“Yahweh raises the poor from the dust.
He lifts the needy from the ash heap.
He makes them sit with princes.
He makes them sit with the princes of his people.
He gives the barren woman a home.
He makes her the joyous mother of children.
This short psalm ends with Yahweh, from his heights, raising up the poor from the dust. He lifted the needy from the ash heaps. He made them sit with the princes of his people. He provided the barren women with homes and children so that they could be happy. Thus we all should join in and praise Yahweh as this short psalm concludes with the phrase “praise Yahweh,” another way of saying alleluia, the Hebrew “Hallelujah.”
“In the trees,

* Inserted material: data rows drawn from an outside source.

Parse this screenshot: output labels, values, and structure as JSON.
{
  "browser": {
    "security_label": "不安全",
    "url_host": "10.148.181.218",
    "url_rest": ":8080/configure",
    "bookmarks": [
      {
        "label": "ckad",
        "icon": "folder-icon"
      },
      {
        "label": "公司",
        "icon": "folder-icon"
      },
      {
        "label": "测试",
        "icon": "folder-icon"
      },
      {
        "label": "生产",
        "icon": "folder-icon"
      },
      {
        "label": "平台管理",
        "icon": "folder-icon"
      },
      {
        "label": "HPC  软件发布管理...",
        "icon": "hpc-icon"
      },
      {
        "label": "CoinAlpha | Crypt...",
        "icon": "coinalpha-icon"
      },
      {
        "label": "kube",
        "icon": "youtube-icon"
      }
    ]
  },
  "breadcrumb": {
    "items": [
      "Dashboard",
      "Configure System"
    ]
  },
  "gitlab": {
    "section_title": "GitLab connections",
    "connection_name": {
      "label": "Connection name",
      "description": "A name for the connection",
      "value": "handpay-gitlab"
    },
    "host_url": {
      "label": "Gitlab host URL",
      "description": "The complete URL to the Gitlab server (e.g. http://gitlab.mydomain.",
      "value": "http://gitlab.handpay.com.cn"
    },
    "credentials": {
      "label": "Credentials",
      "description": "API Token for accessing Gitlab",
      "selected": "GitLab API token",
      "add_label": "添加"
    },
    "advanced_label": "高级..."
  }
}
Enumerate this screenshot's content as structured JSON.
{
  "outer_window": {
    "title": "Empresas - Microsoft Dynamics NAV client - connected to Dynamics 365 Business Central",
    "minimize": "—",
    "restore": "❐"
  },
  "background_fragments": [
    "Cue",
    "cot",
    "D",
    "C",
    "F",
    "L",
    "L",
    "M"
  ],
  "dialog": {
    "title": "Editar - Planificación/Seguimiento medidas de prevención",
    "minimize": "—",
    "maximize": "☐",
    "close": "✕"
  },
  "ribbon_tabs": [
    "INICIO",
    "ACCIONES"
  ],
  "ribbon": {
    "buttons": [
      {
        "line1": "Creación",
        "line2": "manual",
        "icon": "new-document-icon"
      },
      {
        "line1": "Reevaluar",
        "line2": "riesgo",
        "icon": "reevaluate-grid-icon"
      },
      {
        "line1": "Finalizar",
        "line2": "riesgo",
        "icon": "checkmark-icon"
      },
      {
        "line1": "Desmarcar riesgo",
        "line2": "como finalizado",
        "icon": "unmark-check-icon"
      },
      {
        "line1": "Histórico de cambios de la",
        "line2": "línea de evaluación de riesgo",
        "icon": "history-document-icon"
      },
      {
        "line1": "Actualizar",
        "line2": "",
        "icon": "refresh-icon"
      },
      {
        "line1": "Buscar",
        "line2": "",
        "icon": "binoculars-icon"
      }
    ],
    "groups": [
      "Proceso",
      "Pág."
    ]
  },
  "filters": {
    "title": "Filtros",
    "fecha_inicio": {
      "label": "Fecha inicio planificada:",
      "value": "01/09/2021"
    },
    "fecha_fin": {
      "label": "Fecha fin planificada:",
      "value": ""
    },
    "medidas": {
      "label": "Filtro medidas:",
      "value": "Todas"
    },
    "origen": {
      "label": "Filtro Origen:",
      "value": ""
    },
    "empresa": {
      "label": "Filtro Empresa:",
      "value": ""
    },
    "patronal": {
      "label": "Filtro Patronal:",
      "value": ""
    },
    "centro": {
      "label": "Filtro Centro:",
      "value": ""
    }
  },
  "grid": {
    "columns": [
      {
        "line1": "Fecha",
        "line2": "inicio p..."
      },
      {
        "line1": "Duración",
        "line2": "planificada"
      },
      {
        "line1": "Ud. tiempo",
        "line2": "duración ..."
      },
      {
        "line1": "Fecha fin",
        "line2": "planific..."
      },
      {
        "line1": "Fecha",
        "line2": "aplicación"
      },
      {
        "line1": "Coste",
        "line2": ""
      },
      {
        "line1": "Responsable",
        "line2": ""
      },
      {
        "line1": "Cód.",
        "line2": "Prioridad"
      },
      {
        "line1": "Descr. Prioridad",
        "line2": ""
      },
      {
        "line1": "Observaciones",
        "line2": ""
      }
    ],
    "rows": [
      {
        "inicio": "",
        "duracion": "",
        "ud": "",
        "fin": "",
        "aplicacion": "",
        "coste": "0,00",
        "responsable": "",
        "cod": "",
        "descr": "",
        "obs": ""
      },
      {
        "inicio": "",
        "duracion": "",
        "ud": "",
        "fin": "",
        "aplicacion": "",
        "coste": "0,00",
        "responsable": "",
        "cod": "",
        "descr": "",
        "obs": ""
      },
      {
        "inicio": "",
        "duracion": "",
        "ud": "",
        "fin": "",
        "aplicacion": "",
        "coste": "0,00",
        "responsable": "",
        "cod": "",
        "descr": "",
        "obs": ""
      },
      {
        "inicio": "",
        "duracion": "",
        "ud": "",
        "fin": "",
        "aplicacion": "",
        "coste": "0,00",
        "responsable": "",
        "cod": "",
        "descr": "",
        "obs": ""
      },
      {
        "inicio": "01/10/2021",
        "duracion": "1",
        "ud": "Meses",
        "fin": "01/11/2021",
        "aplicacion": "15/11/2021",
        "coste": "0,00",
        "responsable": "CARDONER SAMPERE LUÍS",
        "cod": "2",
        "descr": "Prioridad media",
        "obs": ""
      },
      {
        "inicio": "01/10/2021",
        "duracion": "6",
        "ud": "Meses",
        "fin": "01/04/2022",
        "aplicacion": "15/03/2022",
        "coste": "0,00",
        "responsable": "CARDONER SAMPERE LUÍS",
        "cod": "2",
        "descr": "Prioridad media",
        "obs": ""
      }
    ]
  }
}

The birds build their nests.
The stork has its home in the fir trees.
The high mountains are for the wild goats.
The rocks are a refuge for the badgers.”
The birds build their nests or homes in the various trees. Then there is the mention of 3 specific animals or birds, the stork in the fir tree, the wild goat in the mountains, and the badgers in the rocks. Yahweh created all this.
“It is not enemies who taunt me.
I could bear that.
It is not adversaries
Who deal insolently with me.
I could hide from them.
But it is you,
My familiar friend
I kept pleasant company with you.
We walked in the house of God with the throng.
Let death come upon them.
Let them go down alive to Sheol.
Evil is in their homes.
Evil is in their hearts.”
Now David derides his former friends. His enemies and adversaries have always taunted him and been mean to him. He understood that and could hide from them. The problem was that it was his former friends who were against him. These were his equals, his companions, his good buddies. He had great conversations with them. He enjoyed their company. They used to worship together in the Temple. This was the great betrayal. David may be thinking of the uprising of his son Absalom against him. His response to them was very stark. He wanted them dead. He wanted them to go to hell. He wanted them to go to Sheol, the underground place of death while still living. This was very harsh because he beloved that they had evil in their houses and hearts.